calendar_today 2 November 2019
Interested in whether makerspaces can affect levels of self-efficacy, particularly for disadvantaged youth (See: How poverty affects people’s decision-making processes)
. Summarised this paper
by Vongkulluksn et al (2018) for future reference.
- Show students role models who failed 100 times
- Provide emotional scaffolding in the beginning phase and help students choose projects
- Self-efficacy: One’s perceived ability to learn new skills and succeed in a task one sets oneself (Bandura, 2001)
- Informed by four sources: 1) Mastery experience 2) Vicarious experience 3) Verbal persuasion 4) Physiological/emotional reaction
Triadic reciprocality is a model used in social cognitive theory which explains that environmental, personal and behaviours determinants influence a person’s behaviour
Design-based instruction/ design-thinking/ learning by design: Increase reasoning skill and transfer by applying knowledge to design an artefact which addresses real-world problems
Design thinking process, visualised by Stanford’s d-school
Work by Vongkulluksn et al. (2018)
studied how participation in design-based makerspaces influenced situational interest, self-efficacy and achievement emotions.
Difference between activity-related and outcome-related emotions – i.e. how kids felt during the workshop or afterwards: The paper states that self-efficacy is context/domain-specific and strongly relates to activity-related emotions (whereas out-related emotions link to academic self-concept).
They found iterative design processes and context-specific issues (i.e. choosing too complex of a subject) can lead to ‘suboptimal outcomes’ in self-efficacy and interest
The paper concludes context-sensitive self-efficacy and emotion-related scaffolds can foster positive makerspace experiences.

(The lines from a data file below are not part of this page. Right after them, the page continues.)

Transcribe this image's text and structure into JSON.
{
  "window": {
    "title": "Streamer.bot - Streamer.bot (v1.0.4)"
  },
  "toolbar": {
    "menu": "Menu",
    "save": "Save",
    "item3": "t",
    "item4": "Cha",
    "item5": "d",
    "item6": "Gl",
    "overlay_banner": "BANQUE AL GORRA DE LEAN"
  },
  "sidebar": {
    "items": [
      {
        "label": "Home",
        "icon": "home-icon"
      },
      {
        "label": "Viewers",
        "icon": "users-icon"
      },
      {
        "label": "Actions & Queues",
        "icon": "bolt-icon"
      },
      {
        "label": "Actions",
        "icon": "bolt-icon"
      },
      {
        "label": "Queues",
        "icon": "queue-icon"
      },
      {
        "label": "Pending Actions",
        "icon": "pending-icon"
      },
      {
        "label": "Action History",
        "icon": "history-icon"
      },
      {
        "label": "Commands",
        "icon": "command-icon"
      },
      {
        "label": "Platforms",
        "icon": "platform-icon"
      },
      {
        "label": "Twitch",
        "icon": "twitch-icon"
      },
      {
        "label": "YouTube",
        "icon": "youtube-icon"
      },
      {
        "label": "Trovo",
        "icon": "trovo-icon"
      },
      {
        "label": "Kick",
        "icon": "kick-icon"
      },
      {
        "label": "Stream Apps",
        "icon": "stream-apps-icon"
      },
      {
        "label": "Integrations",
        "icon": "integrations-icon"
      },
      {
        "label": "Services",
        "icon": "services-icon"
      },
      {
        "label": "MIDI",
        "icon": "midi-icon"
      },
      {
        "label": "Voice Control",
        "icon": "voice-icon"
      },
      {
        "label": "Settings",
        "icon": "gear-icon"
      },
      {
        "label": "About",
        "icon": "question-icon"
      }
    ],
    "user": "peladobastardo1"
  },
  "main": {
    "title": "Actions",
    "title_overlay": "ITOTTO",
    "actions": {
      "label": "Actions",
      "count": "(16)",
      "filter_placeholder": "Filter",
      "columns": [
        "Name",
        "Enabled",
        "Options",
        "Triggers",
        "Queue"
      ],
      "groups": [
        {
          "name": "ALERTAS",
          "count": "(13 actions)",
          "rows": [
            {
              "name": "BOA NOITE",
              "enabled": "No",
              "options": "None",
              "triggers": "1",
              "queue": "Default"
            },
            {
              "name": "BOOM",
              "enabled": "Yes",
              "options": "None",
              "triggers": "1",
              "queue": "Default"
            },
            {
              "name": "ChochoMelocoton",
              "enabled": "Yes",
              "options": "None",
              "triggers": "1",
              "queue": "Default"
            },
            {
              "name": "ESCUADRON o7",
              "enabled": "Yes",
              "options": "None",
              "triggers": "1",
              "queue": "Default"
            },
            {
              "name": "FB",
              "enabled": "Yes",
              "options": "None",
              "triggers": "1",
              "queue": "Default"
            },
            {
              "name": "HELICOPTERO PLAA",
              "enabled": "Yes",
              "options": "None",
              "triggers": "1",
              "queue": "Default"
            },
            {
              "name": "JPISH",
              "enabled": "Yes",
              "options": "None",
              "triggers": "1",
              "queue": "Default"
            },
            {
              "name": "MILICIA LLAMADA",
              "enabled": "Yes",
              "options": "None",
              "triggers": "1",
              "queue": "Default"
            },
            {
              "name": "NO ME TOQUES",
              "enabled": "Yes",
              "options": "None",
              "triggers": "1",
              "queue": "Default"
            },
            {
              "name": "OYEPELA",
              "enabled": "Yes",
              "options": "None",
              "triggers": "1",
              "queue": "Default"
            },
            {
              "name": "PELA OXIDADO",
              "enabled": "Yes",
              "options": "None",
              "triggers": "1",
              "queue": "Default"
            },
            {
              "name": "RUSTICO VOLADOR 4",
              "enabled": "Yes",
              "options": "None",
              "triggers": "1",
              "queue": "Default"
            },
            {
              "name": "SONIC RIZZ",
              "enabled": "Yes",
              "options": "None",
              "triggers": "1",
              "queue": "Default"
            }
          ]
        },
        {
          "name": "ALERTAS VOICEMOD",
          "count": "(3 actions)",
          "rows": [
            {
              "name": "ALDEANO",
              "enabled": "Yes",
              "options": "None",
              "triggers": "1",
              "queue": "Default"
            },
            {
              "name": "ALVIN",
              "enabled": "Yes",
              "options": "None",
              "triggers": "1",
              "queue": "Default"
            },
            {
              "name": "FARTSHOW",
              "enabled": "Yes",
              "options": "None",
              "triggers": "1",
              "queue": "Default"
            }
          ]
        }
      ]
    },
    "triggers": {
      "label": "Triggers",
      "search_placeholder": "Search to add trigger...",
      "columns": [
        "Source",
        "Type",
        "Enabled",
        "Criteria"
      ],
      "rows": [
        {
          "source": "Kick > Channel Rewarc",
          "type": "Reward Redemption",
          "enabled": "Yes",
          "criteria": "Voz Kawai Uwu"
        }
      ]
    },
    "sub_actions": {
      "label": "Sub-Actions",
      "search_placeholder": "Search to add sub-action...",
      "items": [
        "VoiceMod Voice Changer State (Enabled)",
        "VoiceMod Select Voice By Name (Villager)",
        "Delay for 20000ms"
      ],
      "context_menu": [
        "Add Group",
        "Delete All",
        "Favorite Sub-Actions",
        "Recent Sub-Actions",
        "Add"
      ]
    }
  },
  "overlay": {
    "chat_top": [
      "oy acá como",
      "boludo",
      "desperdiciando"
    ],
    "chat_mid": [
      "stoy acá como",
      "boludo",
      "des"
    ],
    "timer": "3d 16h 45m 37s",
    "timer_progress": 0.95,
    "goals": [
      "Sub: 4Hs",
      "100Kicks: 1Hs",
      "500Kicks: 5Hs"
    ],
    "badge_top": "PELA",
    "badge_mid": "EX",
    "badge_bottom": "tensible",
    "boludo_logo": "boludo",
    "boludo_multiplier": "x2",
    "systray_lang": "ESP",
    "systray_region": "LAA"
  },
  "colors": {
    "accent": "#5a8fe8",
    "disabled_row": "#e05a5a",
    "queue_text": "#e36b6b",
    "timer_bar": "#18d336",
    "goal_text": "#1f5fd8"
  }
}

Application: Use verbal persuasion or small successive goals to maintain self-efficacy levels.
- Failure/setback is an integral part of the design process. Application: Show role models who ‘failed’ 100 times building something
- Design-based instruction is effective in increasing student interest in STEM (Doppelt and Schunn (2008); Ke (2014). Positive STEM interest contributes to decisions to pursue STEM careers = influence educational trajectory. A decline in self-efficacy ‘may be detrimental to the development of STEM identity’. A student may then believe they lack skills necessary to ‘be apart of the STEM community’ Vongkulluksn et al. (2018).
- Triggered situational: triggered by relevance, humour and novelty (Sadoski, 2001) – necessary for more lasting individualised interest Renninger et al 2008
- Maintained situational: focus, attention and persistence – the more relevant/meaningful the task the more likely interested Renninger and Su 2012
- Similarities in findings from a previous post discussing research which encourages children to become agentic makers (make solutions problems they already care about)
- Emerging individual
- Well-developed individual interest
- High levels of self-efficacy can be attributed to increased student autonomy and ownership towards learning
- Project complexity factors into older students poor evaluation of their progress and decreased perception of self-efficacy. Supports findings that students overestimate their abilities often
- The decline in self-efficacy between beginning and midpoint reflect challenges with overambitious goals for their projects.Application: students need to support student self-efficacy in the beginning phase / effective when coupled with teacher scaffolding in the initial decision-making process – helping students choose projects at the right level
- Relationship between excitement and maintaining interest – Hidi and Renninger (2006) – sounds obvious
- The emphasis of scaffolding = confusion can promote deep inquiry but only when students are able to deal with this negative emotion and have scaffolds to help resolve their confusion
Best practice of a makerspace according to Wilczynski (2015)
- Training is essential
- A clearly defined mission
- Promoting collaboration
- Access to makerspace works with not against student work schedule
- Staff support
There are plenty of ways the findings can be applied to future STEM workshops.
- Beginning: Support students with the decision-making process of choosing what to build/work on
- Show students examples of role models who ‘failed’ 100 times building something
- Mid-process: Utilise small successive goals to maintain self-efficacy levels.